**Task requirements**.
Check each line of the entries. Copy the ones that contain the string "meta".

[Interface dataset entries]

============

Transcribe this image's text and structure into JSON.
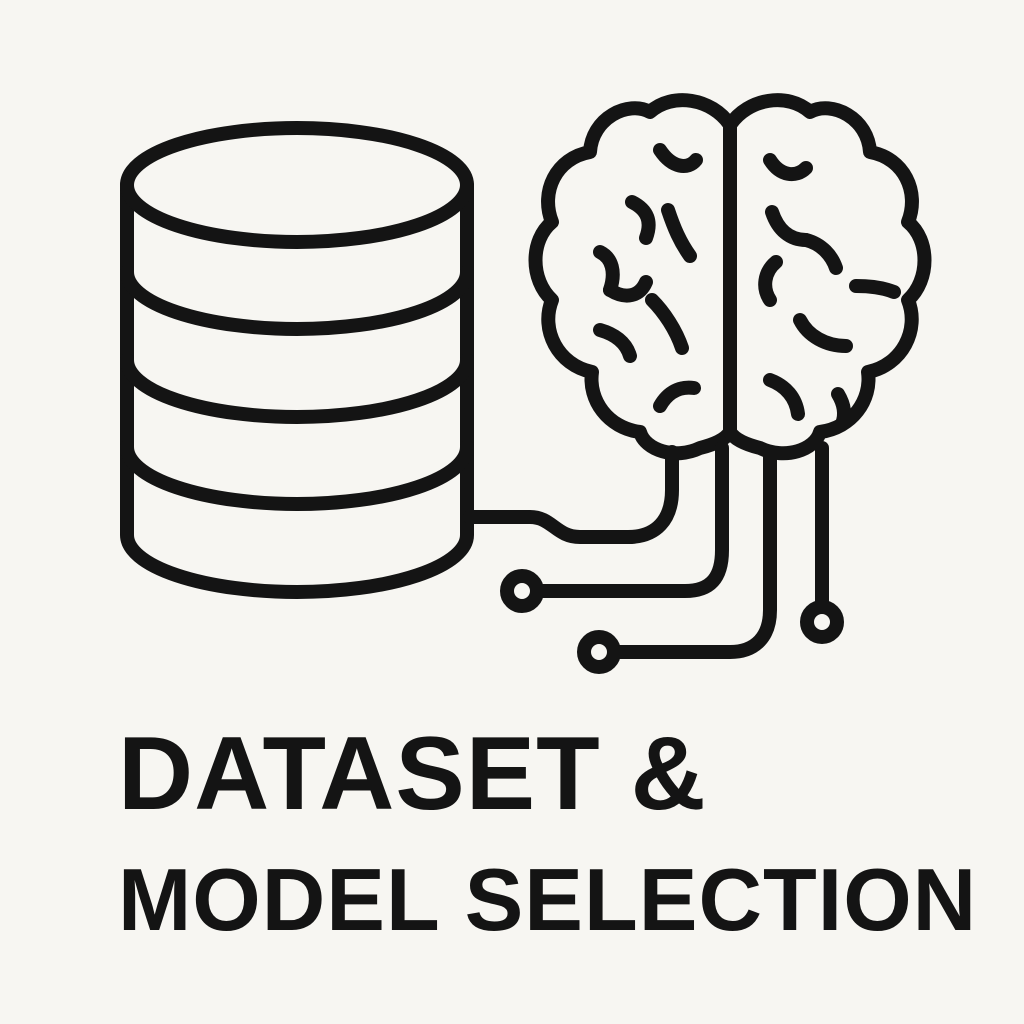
{
  "title": {
    "line1": "DATASET &",
    "line2": "MODEL SELECTION"
  },
  "icons": {
    "dataset": "database-icon",
    "model": "brain-icon",
    "connector": "circuit-connector-icon"
  },
  "colors": {
    "background": "#f7f6f2",
    "ink": "#141414"
  }
}
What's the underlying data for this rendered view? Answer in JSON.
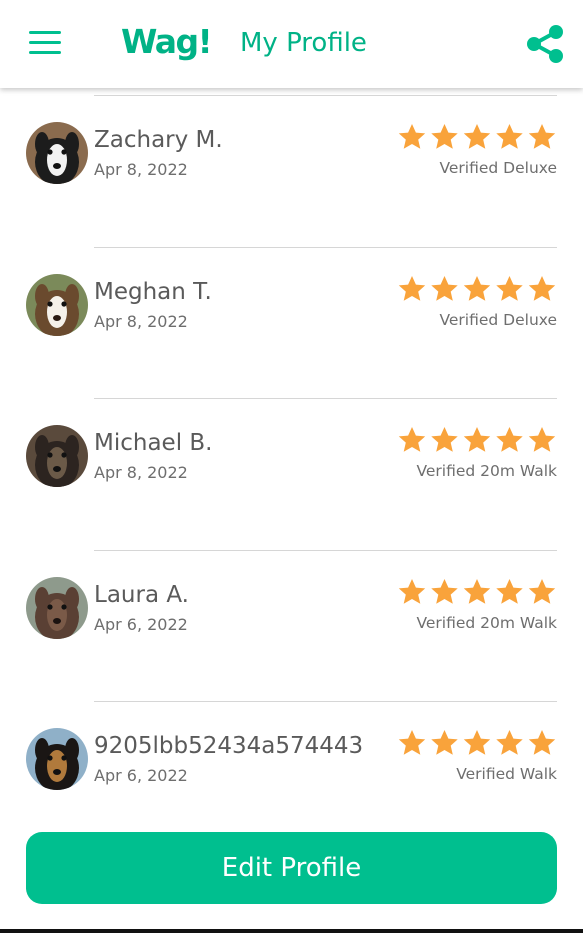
{
  "colors": {
    "brand": "#00bf8f",
    "brand_text": "#00b286",
    "star": "#f9a33b",
    "text": "#555555"
  },
  "header": {
    "menu_icon": "hamburger-menu-icon",
    "logo": "Wag!",
    "title": "My Profile",
    "share_icon": "share-icon"
  },
  "reviews": [
    {
      "name": "Zachary M.",
      "date": "Apr 8, 2022",
      "rating": 5,
      "service": "Verified Deluxe",
      "avatar": "dog-photo"
    },
    {
      "name": "Meghan T.",
      "date": "Apr 8, 2022",
      "rating": 5,
      "service": "Verified Deluxe",
      "avatar": "dog-photo"
    },
    {
      "name": "Michael B.",
      "date": "Apr 8, 2022",
      "rating": 5,
      "service": "Verified 20m Walk",
      "avatar": "dog-photo"
    },
    {
      "name": "Laura A.",
      "date": "Apr 6, 2022",
      "rating": 5,
      "service": "Verified 20m Walk",
      "avatar": "dog-photo"
    },
    {
      "name": "9205lbb52434a574443",
      "date": "Apr 6, 2022",
      "rating": 5,
      "service": "Verified Walk",
      "avatar": "dog-photo"
    }
  ],
  "edit_button": "Edit Profile"
}
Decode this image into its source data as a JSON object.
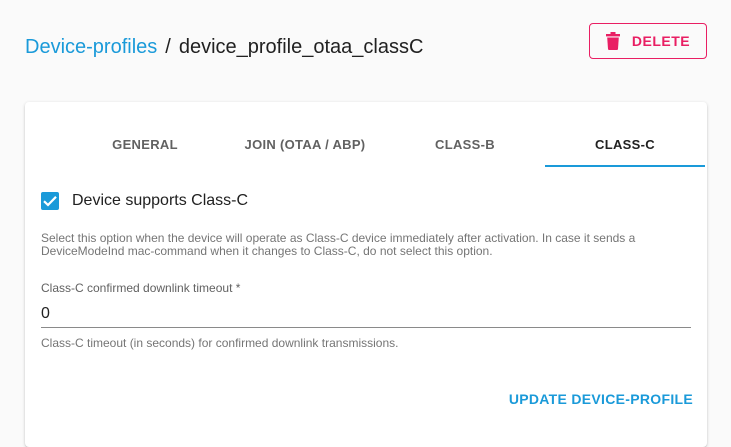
{
  "breadcrumb": {
    "parent": "Device-profiles",
    "separator": "/",
    "current": "device_profile_otaa_classC"
  },
  "actions": {
    "delete_label": "DELETE",
    "delete_icon": "trash-icon"
  },
  "tabs": [
    {
      "label": "GENERAL"
    },
    {
      "label": "JOIN (OTAA / ABP)"
    },
    {
      "label": "CLASS-B"
    },
    {
      "label": "CLASS-C",
      "active": true
    }
  ],
  "classc": {
    "supports_label": "Device supports Class-C",
    "supports_checked": true,
    "supports_help": "Select this option when the device will operate as Class-C device immediately after activation. In case it sends a DeviceModeInd mac-command when it changes to Class-C, do not select this option.",
    "timeout_label": "Class-C confirmed downlink timeout *",
    "timeout_value": "0",
    "timeout_help": "Class-C timeout (in seconds) for confirmed downlink transmissions."
  },
  "footer": {
    "update_label": "UPDATE DEVICE-PROFILE"
  },
  "colors": {
    "accent": "#1a9ad9",
    "danger": "#e91e63"
  }
}
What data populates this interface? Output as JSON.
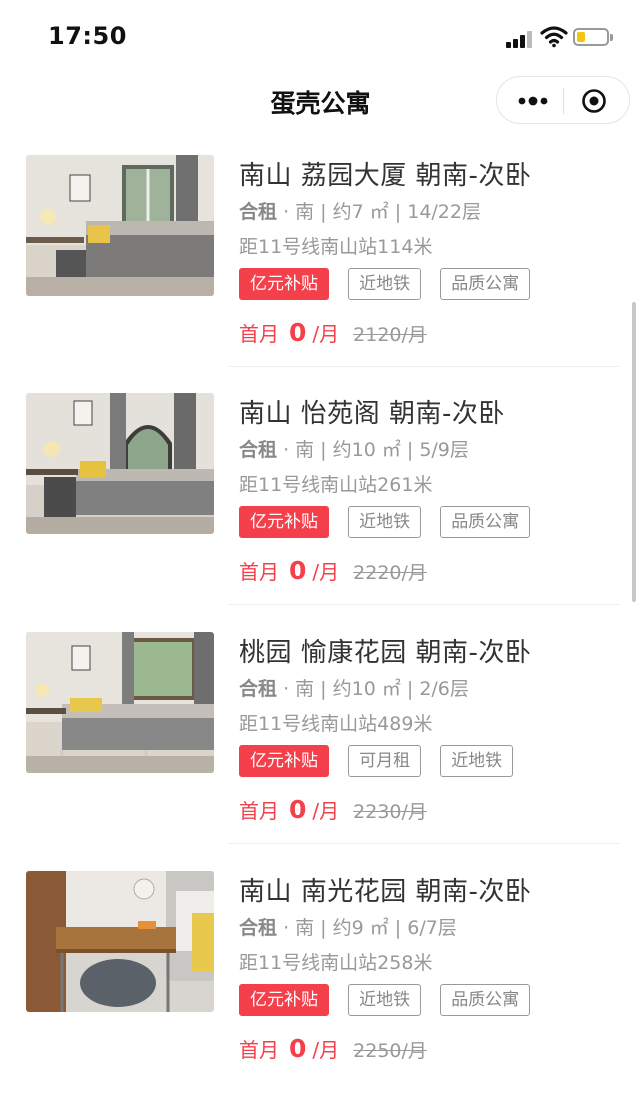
{
  "status_bar": {
    "time": "17:50"
  },
  "nav": {
    "title": "蛋壳公寓"
  },
  "listings": [
    {
      "title": "南山 荔园大厦 朝南-次卧",
      "rent_type": "合租",
      "meta": "· 南 | 约7 ㎡ | 14/22层",
      "distance": "距11号线南山站114米",
      "tags": [
        "亿元补贴",
        "近地铁",
        "品质公寓"
      ],
      "first_month_label": "首月",
      "price": "0",
      "unit": "/月",
      "original_price": "2120/月"
    },
    {
      "title": "南山 怡苑阁 朝南-次卧",
      "rent_type": "合租",
      "meta": "· 南 | 约10 ㎡ | 5/9层",
      "distance": "距11号线南山站261米",
      "tags": [
        "亿元补贴",
        "近地铁",
        "品质公寓"
      ],
      "first_month_label": "首月",
      "price": "0",
      "unit": "/月",
      "original_price": "2220/月"
    },
    {
      "title": "桃园 愉康花园 朝南-次卧",
      "rent_type": "合租",
      "meta": "· 南 | 约10 ㎡ | 2/6层",
      "distance": "距11号线南山站489米",
      "tags": [
        "亿元补贴",
        "可月租",
        "近地铁"
      ],
      "first_month_label": "首月",
      "price": "0",
      "unit": "/月",
      "original_price": "2230/月"
    },
    {
      "title": "南山 南光花园 朝南-次卧",
      "rent_type": "合租",
      "meta": "· 南 | 约9 ㎡ | 6/7层",
      "distance": "距11号线南山站258米",
      "tags": [
        "亿元补贴",
        "近地铁",
        "品质公寓"
      ],
      "first_month_label": "首月",
      "price": "0",
      "unit": "/月",
      "original_price": "2250/月"
    }
  ],
  "colors": {
    "accent": "#f4404b",
    "muted": "#999999",
    "title": "#333333"
  },
  "icons": [
    "signal-icon",
    "wifi-icon",
    "battery-icon",
    "more-icon",
    "close-target-icon"
  ]
}
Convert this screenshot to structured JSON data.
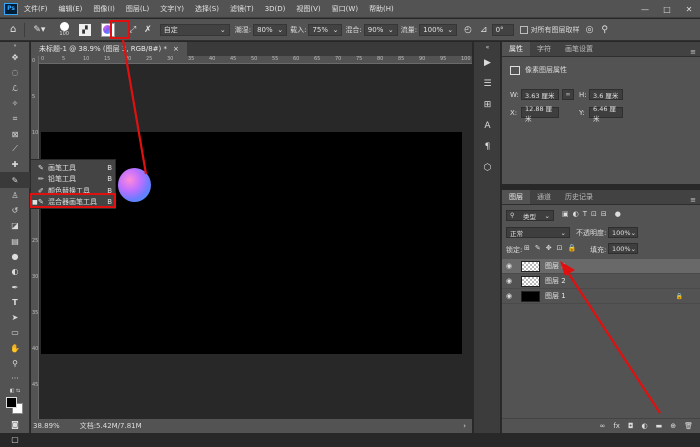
{
  "menubar": {
    "logo": "Ps",
    "items": [
      "文件(F)",
      "编辑(E)",
      "图像(I)",
      "图层(L)",
      "文字(Y)",
      "选择(S)",
      "滤镜(T)",
      "3D(D)",
      "视图(V)",
      "窗口(W)",
      "帮助(H)"
    ],
    "window_buttons": [
      "—",
      "□",
      "✕"
    ]
  },
  "options_bar": {
    "brush_size": "100",
    "preset": "自定",
    "wet_label": "潮湿:",
    "wet_value": "80%",
    "load_label": "载入:",
    "load_value": "75%",
    "mix_label": "混合:",
    "mix_value": "90%",
    "flow_label": "流量:",
    "flow_value": "100%",
    "angle_value": "0°",
    "sample_all_label": "对所有图层取样"
  },
  "document": {
    "tab_title": "未标题-1 @ 38.9% (图层 3, RGB/8#) *",
    "close": "×",
    "ruler_ticks": [
      "0",
      "5",
      "10",
      "15",
      "20",
      "25",
      "30",
      "35",
      "40",
      "45",
      "50",
      "55",
      "60",
      "65",
      "70",
      "75",
      "80",
      "85",
      "90",
      "95",
      "100"
    ],
    "ruler_left_ticks": [
      "0",
      "5",
      "10",
      "15",
      "20",
      "25",
      "30",
      "35",
      "40",
      "45"
    ]
  },
  "status_bar": {
    "zoom": "38.89%",
    "doc_info": "文档:5.42M/7.81M"
  },
  "tool_flyout": {
    "items": [
      {
        "marker": "",
        "label": "画笔工具",
        "shortcut": "B"
      },
      {
        "marker": "",
        "label": "铅笔工具",
        "shortcut": "B"
      },
      {
        "marker": "",
        "label": "颜色替换工具",
        "shortcut": "B"
      },
      {
        "marker": "■",
        "label": "混合器画笔工具",
        "shortcut": "B"
      }
    ]
  },
  "properties_panel": {
    "tabs": [
      "属性",
      "字符",
      "画笔设置"
    ],
    "subtitle": "像素图层属性",
    "w_label": "W:",
    "w_value": "3.63 厘米",
    "h_label": "H:",
    "h_value": "3.6 厘米",
    "x_label": "X:",
    "x_value": "12.88 厘米",
    "y_label": "Y:",
    "y_value": "6.46 厘米"
  },
  "layers_panel": {
    "tabs": [
      "图层",
      "通道",
      "历史记录"
    ],
    "filter_kind": "类型",
    "blend_mode": "正常",
    "opacity_label": "不透明度:",
    "opacity_value": "100%",
    "lock_label": "锁定:",
    "fill_label": "填充:",
    "fill_value": "100%",
    "layers": [
      {
        "name": "图层 3",
        "selected": true
      },
      {
        "name": "图层 2",
        "selected": false
      },
      {
        "name": "图层 1",
        "selected": false
      }
    ]
  },
  "colors": {
    "accent_red": "#e01010",
    "panel_bg": "#535353",
    "canvas_bg": "#000000"
  }
}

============

**The completed task**.
      "meta": "· 南 | 约7 ㎡ | 14/22层",
      "meta": "· 南 | 约10 ㎡ | 5/9层",
      "meta": "· 南 | 约10 ㎡ | 2/6层",
      "meta": "· 南 | 约9 ㎡ | 6/7层",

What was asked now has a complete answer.